On the other hand, Green's fine play is not that much of a shock. The 50-year-old has won more than 70 tournaments on various mini-tours, and he came within two strokes at Champions Tour Q school last year of earning full-exempt status for this season. He has played in two senior events in 2011, finishing T-46 at the Principal Charity Classic and T-70 at last week's Senior British Open, qualifying to play at Walton Heath the day after caddieing for Johnson in the final round of the British Open at Royal St. George's.
"I played pretty well the first two days at the [Senior] British Open, and I got a little sick on Friday night and had a rough two days," Green said of his 77-79 weekend at Walton Heath. "This is only my second major, so I guess I did pretty good. The greens were receptive, and they weren't as fast as I thought they would be. If you keep the ball on the fairway, it's like shooting darts on some of them. But I hit it kind of far, so it may not be the same for everybody else."
A powerful hitter who used a belly putter to good effect in the first round at Inverness (27 putts) and also made an eagle-3 on the 511-yard fourth hole (his 13th), Green's education as a golfer accelerated after he put Hoch's bag over his shoulder.
"I'm way better," Green said. "I've won like 71 tournaments on the mini-tours, but I really didn't know what I was doing til I started caddieing for Scott Hoch. He taught me a lot about course management and [I] figured you don't have to shoot at every pin. Sometimes, par's not bad. I was a better player after two or three years caddieing for Scott. I just got caught up in the caddieing business, and I made a pretty good living doing that."

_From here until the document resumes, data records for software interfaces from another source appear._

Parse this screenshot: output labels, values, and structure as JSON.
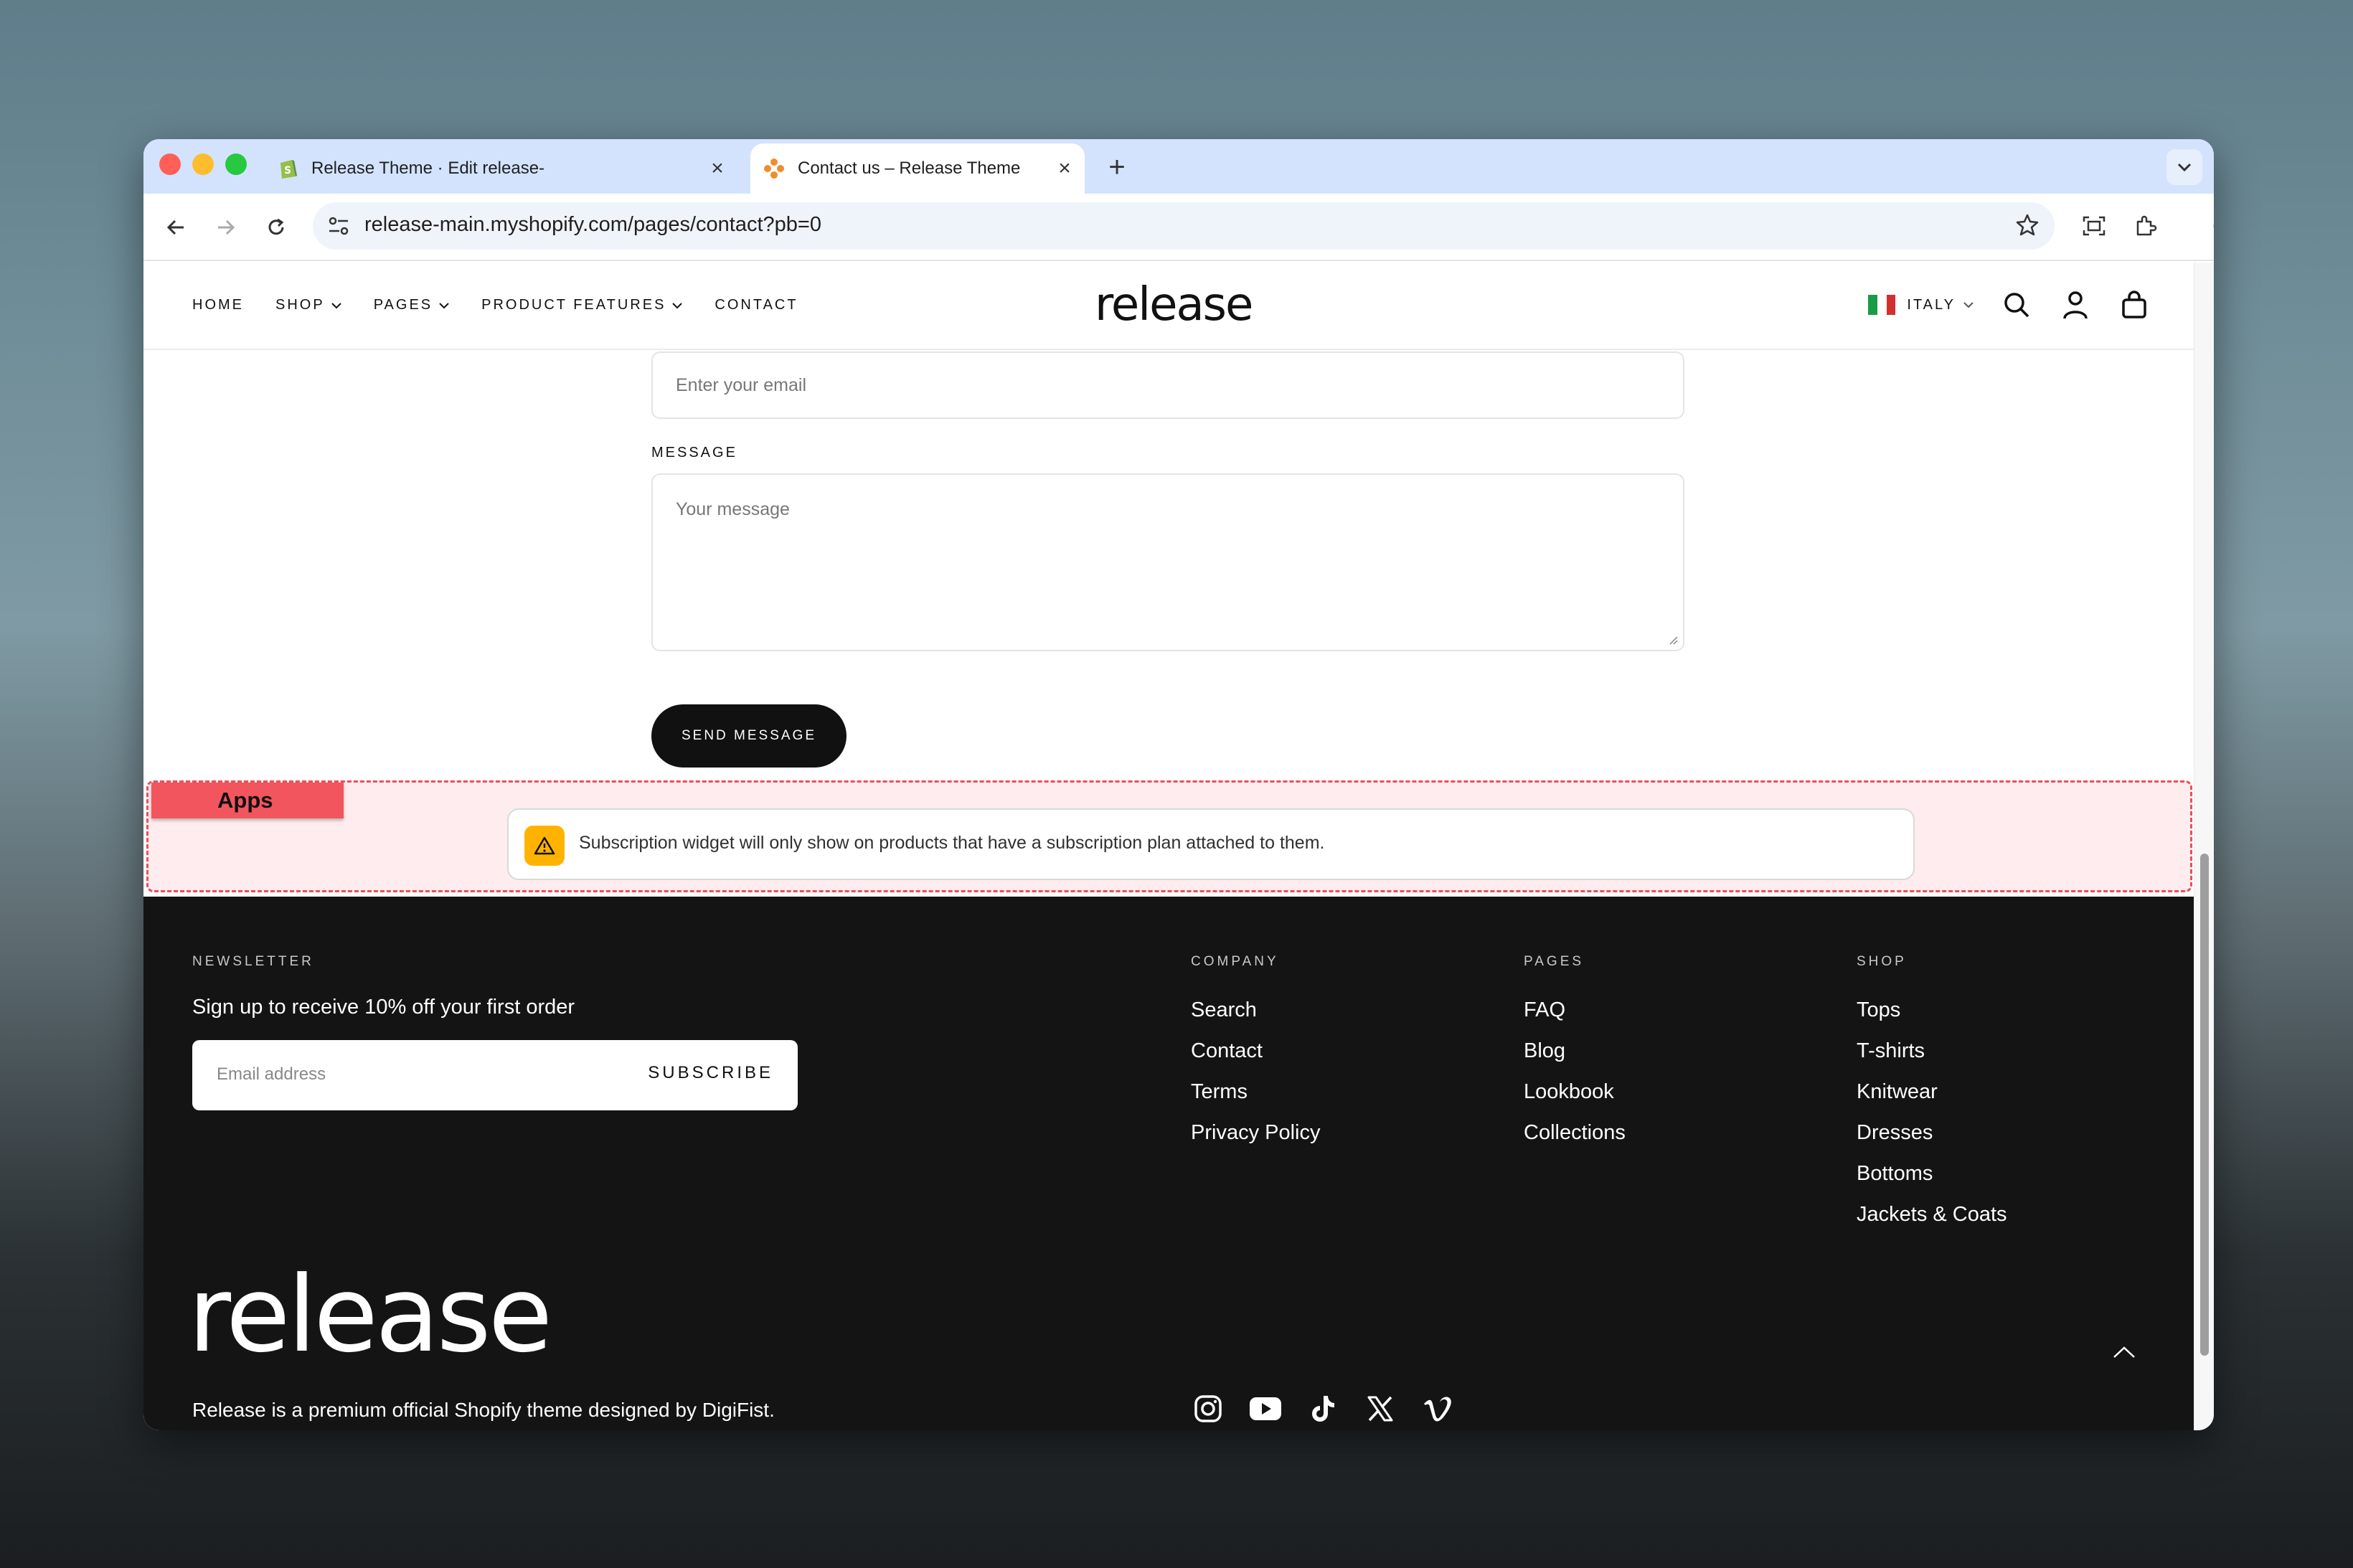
{
  "browser": {
    "tabs": [
      {
        "title": "Release Theme · Edit release-",
        "active": false
      },
      {
        "title": "Contact us – Release Theme",
        "active": true
      }
    ],
    "url": "release-main.myshopify.com/pages/contact?pb=0"
  },
  "header": {
    "nav": [
      {
        "label": "HOME",
        "has_dropdown": false
      },
      {
        "label": "SHOP",
        "has_dropdown": true
      },
      {
        "label": "PAGES",
        "has_dropdown": true
      },
      {
        "label": "PRODUCT FEATURES",
        "has_dropdown": true
      },
      {
        "label": "CONTACT",
        "has_dropdown": false
      }
    ],
    "logo": "release",
    "country": "ITALY"
  },
  "form": {
    "email_placeholder": "Enter your email",
    "message_label": "MESSAGE",
    "message_placeholder": "Your message",
    "send_label": "SEND MESSAGE"
  },
  "apps": {
    "tag": "Apps",
    "notice": "Subscription widget will only show on products that have a subscription plan attached to them."
  },
  "footer": {
    "newsletter": {
      "heading": "NEWSLETTER",
      "text": "Sign up to receive 10% off your first order",
      "email_placeholder": "Email address",
      "subscribe_label": "SUBSCRIBE"
    },
    "columns": [
      {
        "heading": "COMPANY",
        "links": [
          "Search",
          "Contact",
          "Terms",
          "Privacy Policy"
        ]
      },
      {
        "heading": "PAGES",
        "links": [
          "FAQ",
          "Blog",
          "Lookbook",
          "Collections"
        ]
      },
      {
        "heading": "SHOP",
        "links": [
          "Tops",
          "T-shirts",
          "Knitwear",
          "Dresses",
          "Bottoms",
          "Jackets & Coats"
        ]
      }
    ],
    "logo": "release",
    "tagline": "Release is a premium official Shopify theme designed by DigiFist.",
    "social": [
      "instagram-icon",
      "youtube-icon",
      "tiktok-icon",
      "x-icon",
      "vimeo-icon"
    ]
  },
  "colors": {
    "tabstrip": "#d3e3fd",
    "footer_bg": "#141414",
    "apps_bg": "#ffecee",
    "apps_border": "#e8505b",
    "warning": "#ffb300"
  }
}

One of nine children, Green was captain of the golf team at Centenary College. While he won over and over in golf's minor leagues, he never made it to the PGA Tour. His disappointing bogey on the 108th hole at Greenlefe Resort's West course in Haines City, Fla., at Q school 17 years ago cost him his card by a shot -- the closest he ever got.
He earned his way back to the qualifying finals in 1995. "I was really in good shape for the first four rounds," Green said. "I was right on the bubble again going into the last nine holes. I said, 'I'm either making it or missing by a bunch. I'm not missing buy one again because I don't think my body can take it. So I shot 40 on the last nine."
Green, who played two PGA Tour events prior to almost earning his card in 1994, never played in another one. In 56 tournaments on the Nationwide Tour, he has three top 10s, his best a T-7 at the 1995 Utah Classic.
Not long ago Green and a friend were in Haines City and went to see Greenlefe, which is now closed. "It was completely under the weeds," Green said, "so I drove the course in my car. We drove all 18 holes, and it was pretty cool just to see it."
Green believes his playing talent has been a factor in his caddieing success -- he has caddied for nine PGA Tour victories, including Johnson's 2007 Masters win -- and as his Thursday round at Inverness proved, he probably is the best player among current caddies.
"Being a good player helps [you as a caddie]," Green said. "Knowing when to open your mouth, when not to. You know what a guy's feeling like coming down the stretch, under the heat."
The personable Green hopes it's a feeling he has this weekend on the manicured turf of a course that has been open since 1903. There was no sour taste coming off the final hole at Inverness Thursday. He sank a five-foot birdie putt then celebrated with a truncated version of his "chicken hawk walk," a fist pump-plus gyration that got plenty of use on the mini-tours.
It was the type of finish on a kind of day that will give a golfer sweet dreams, not nightmares.
-- Bill Fields
(Photo: Kevin C. Cox/Getty Images)